▶ PROVIDED RECORDS
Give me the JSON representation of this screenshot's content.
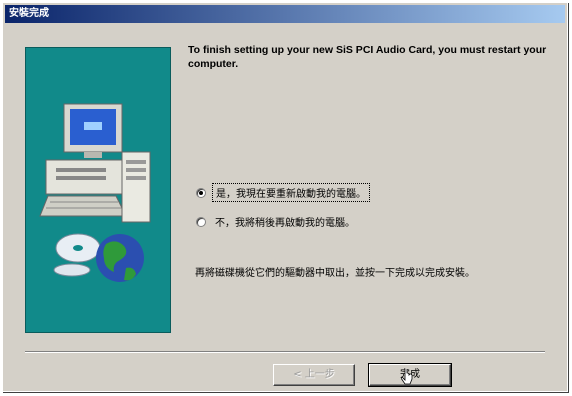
{
  "window": {
    "title": "安裝完成"
  },
  "header_text": "To finish setting up your new SiS PCI Audio Card, you must restart your computer.",
  "options": [
    {
      "label": "是，我現在要重新啟動我的電腦。",
      "checked": true,
      "focused": true
    },
    {
      "label": "不，我將稍後再啟動我的電腦。",
      "checked": false,
      "focused": false
    }
  ],
  "info_text": "再將磁碟機從它們的驅動器中取出，並按一下完成以完成安裝。",
  "buttons": {
    "back_label": "< 上一步",
    "finish_label": "完成"
  },
  "colors": {
    "panel": "#118a8a",
    "titlebar_start": "#0a246a",
    "titlebar_end": "#a6caf0",
    "dialog_bg": "#d4d0c8"
  },
  "icons": [
    "computer-icon",
    "cd-disc-icon",
    "globe-icon",
    "mouse-cursor-icon"
  ]
}
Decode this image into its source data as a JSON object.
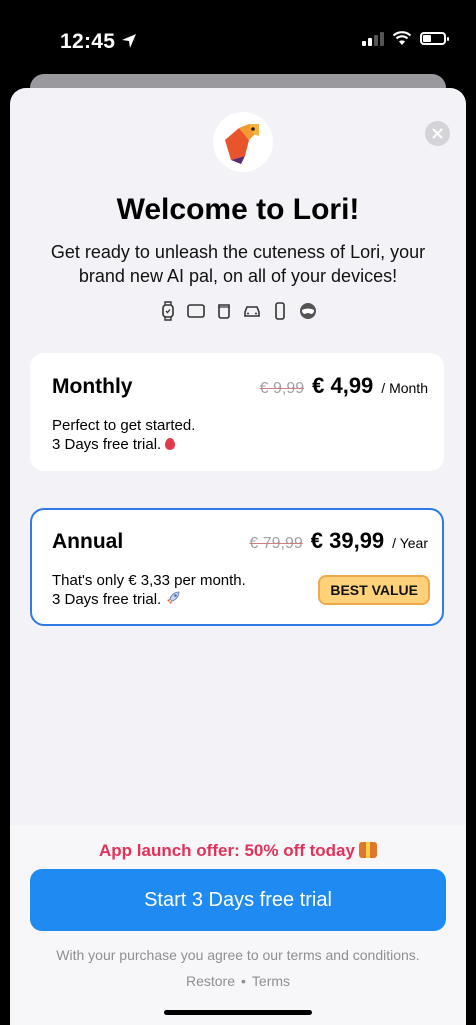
{
  "status": {
    "time": "12:45"
  },
  "header": {
    "title": "Welcome to Lori!",
    "subtitle": "Get ready to unleash the cuteness of Lori, your brand new AI pal, on all of your devices!",
    "device_icons": [
      "watch-icon",
      "ipad-icon",
      "mac-icon",
      "car-icon",
      "iphone-icon",
      "vision-icon"
    ]
  },
  "plans": [
    {
      "name": "Monthly",
      "old_price": "€ 9,99",
      "new_price": "€ 4,99",
      "period": "/ Month",
      "line1": "Perfect to get started.",
      "line2": "3 Days free trial."
    },
    {
      "name": "Annual",
      "old_price": "€ 79,99",
      "new_price": "€ 39,99",
      "period": "/ Year",
      "line1": "That's only € 3,33 per month.",
      "line2": "3 Days free trial.",
      "badge": "BEST VALUE"
    }
  ],
  "footer": {
    "offer": "App launch offer: 50% off today",
    "cta": "Start 3 Days free trial",
    "legal": "With your purchase you agree to our terms and conditions.",
    "restore": "Restore",
    "separator": "•",
    "terms": "Terms"
  },
  "colors": {
    "accent": "#1f8bf2",
    "offer": "#e2325a",
    "badge_bg": "#ffd27a"
  }
}
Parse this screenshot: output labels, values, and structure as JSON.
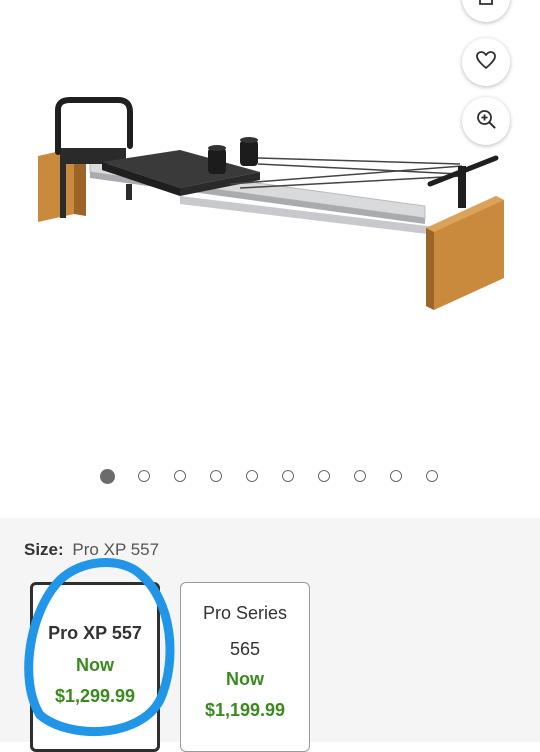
{
  "gallery": {
    "image_alt": "Pilates reformer",
    "dot_count": 10,
    "active_dot": 0
  },
  "size": {
    "label": "Size:",
    "selected_value": "Pro XP 557"
  },
  "options": [
    {
      "name": "Pro XP 557",
      "now_label": "Now",
      "price": "$1,299.99",
      "selected": true
    },
    {
      "name": "Pro Series 565",
      "now_label": "Now",
      "price": "$1,199.99",
      "selected": false
    }
  ],
  "colors": {
    "price_green": "#3a8a1e",
    "annotation_blue": "#2196e8",
    "panel_bg": "#f5f5f5"
  }
}
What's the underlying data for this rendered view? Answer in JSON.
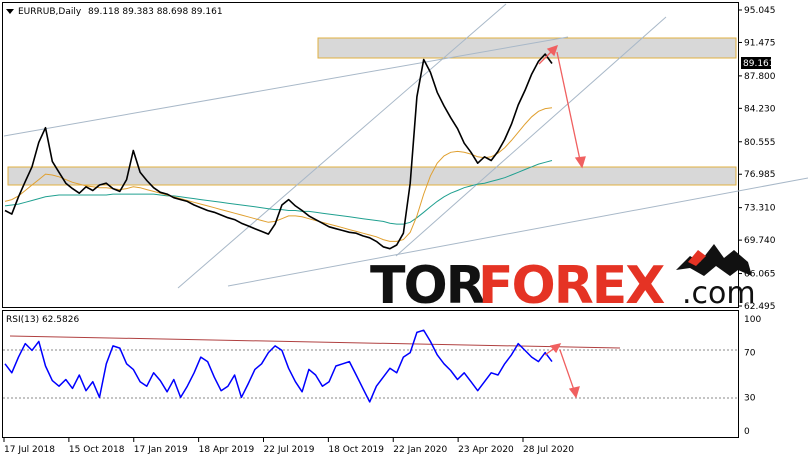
{
  "header": {
    "symbol": "EURRUB,Daily",
    "ohlc": "89.118 89.383 88.698 89.161"
  },
  "price_label": "89.161",
  "rsi_header": "RSI(13) 62.5826",
  "logo": {
    "part1": "TOR",
    "part2": "FOREX",
    "part3": ".com"
  },
  "colors": {
    "price": "#000000",
    "ma_fast": "#e0a030",
    "ma_slow": "#20a090",
    "rsi": "#0000ff",
    "arrow": "#f06060",
    "zone_fill": "#d8d8d8",
    "zone_border": "#e0b040",
    "trendline": "#a8b8c8",
    "rsi_trendline": "#b04040",
    "logo_accent": "#e53324"
  },
  "chart_data": [
    {
      "type": "line",
      "title": "EURRUB,Daily",
      "x_tick_labels": [
        "17 Jul 2018",
        "15 Oct 2018",
        "17 Jan 2019",
        "18 Apr 2019",
        "22 Jul 2019",
        "18 Oct 2019",
        "22 Jan 2020",
        "23 Apr 2020",
        "28 Jul 2020"
      ],
      "y_tick_labels": [
        "95.045",
        "91.475",
        "87.800",
        "84.230",
        "80.555",
        "76.985",
        "73.310",
        "69.740",
        "66.065",
        "62.495"
      ],
      "ylim": [
        62.495,
        95.045
      ],
      "grid": false,
      "series": [
        {
          "values": [
            73.0,
            72.6,
            74.5,
            76.2,
            77.8,
            80.5,
            82.1,
            78.4,
            77.2,
            76.0,
            75.4,
            74.9,
            75.6,
            75.2,
            75.8,
            76.0,
            75.4,
            75.1,
            76.4,
            79.6,
            77.2,
            76.3,
            75.5,
            75.0,
            74.8,
            74.4,
            74.2,
            74.0,
            73.6,
            73.3,
            73.0,
            72.8,
            72.5,
            72.2,
            72.0,
            71.6,
            71.3,
            71.0,
            70.7,
            70.4,
            71.5,
            73.6,
            74.2,
            73.5,
            73.0,
            72.4,
            72.0,
            71.6,
            71.2,
            71.0,
            70.8,
            70.6,
            70.5,
            70.2,
            70.0,
            69.6,
            69.0,
            68.8,
            69.2,
            70.5,
            76.0,
            85.5,
            89.6,
            88.2,
            86.0,
            84.5,
            83.2,
            82.0,
            80.4,
            79.4,
            78.2,
            78.9,
            78.5,
            79.5,
            80.8,
            82.5,
            84.6,
            86.2,
            88.0,
            89.4,
            90.2,
            89.161
          ]
        },
        {
          "values": [
            74.0,
            74.2,
            74.6,
            75.2,
            75.8,
            76.4,
            77.0,
            76.9,
            76.7,
            76.4,
            76.1,
            75.9,
            75.7,
            75.6,
            75.5,
            75.5,
            75.4,
            75.3,
            75.4,
            75.6,
            75.5,
            75.3,
            75.1,
            74.9,
            74.7,
            74.5,
            74.3,
            74.1,
            73.9,
            73.7,
            73.5,
            73.3,
            73.1,
            72.9,
            72.7,
            72.5,
            72.3,
            72.1,
            71.9,
            71.7,
            71.8,
            72.1,
            72.4,
            72.4,
            72.3,
            72.1,
            71.9,
            71.7,
            71.5,
            71.3,
            71.1,
            70.9,
            70.7,
            70.5,
            70.3,
            70.1,
            69.8,
            69.6,
            69.6,
            69.8,
            70.6,
            72.4,
            74.8,
            76.8,
            78.2,
            79.0,
            79.4,
            79.5,
            79.4,
            79.2,
            78.9,
            78.8,
            78.9,
            79.3,
            79.9,
            80.7,
            81.6,
            82.5,
            83.3,
            83.9,
            84.2,
            84.3
          ]
        },
        {
          "values": [
            73.5,
            73.6,
            73.7,
            73.9,
            74.1,
            74.3,
            74.5,
            74.6,
            74.7,
            74.7,
            74.7,
            74.7,
            74.7,
            74.7,
            74.7,
            74.7,
            74.8,
            74.8,
            74.8,
            74.8,
            74.8,
            74.8,
            74.8,
            74.7,
            74.6,
            74.6,
            74.5,
            74.4,
            74.3,
            74.2,
            74.1,
            74.0,
            73.9,
            73.8,
            73.7,
            73.6,
            73.5,
            73.4,
            73.3,
            73.2,
            73.1,
            73.1,
            73.0,
            73.0,
            72.9,
            72.9,
            72.8,
            72.7,
            72.6,
            72.5,
            72.4,
            72.3,
            72.2,
            72.1,
            72.0,
            71.9,
            71.8,
            71.6,
            71.5,
            71.5,
            71.7,
            72.2,
            72.8,
            73.4,
            74.0,
            74.5,
            74.9,
            75.2,
            75.5,
            75.7,
            75.9,
            76.0,
            76.2,
            76.4,
            76.6,
            76.9,
            77.2,
            77.5,
            77.8,
            78.1,
            78.3,
            78.5
          ]
        }
      ]
    },
    {
      "type": "line",
      "title": "RSI(13) 62.5826",
      "y_tick_labels": [
        "100",
        "70",
        "30",
        "0"
      ],
      "ylim": [
        0,
        100
      ],
      "series": [
        {
          "values": [
            60,
            52,
            66,
            78,
            72,
            80,
            58,
            45,
            40,
            46,
            38,
            50,
            36,
            44,
            30,
            60,
            76,
            74,
            60,
            55,
            44,
            40,
            52,
            45,
            35,
            46,
            30,
            40,
            52,
            66,
            62,
            48,
            36,
            40,
            50,
            30,
            42,
            55,
            60,
            70,
            76,
            72,
            56,
            44,
            35,
            55,
            50,
            40,
            44,
            58,
            60,
            62,
            50,
            38,
            26,
            40,
            48,
            56,
            52,
            66,
            70,
            88,
            90,
            80,
            68,
            60,
            54,
            46,
            52,
            44,
            36,
            44,
            52,
            50,
            60,
            68,
            78,
            72,
            66,
            62,
            70,
            62
          ]
        }
      ]
    }
  ]
}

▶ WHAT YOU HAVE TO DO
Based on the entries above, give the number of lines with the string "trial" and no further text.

▶ EXPECTED ANSWER
3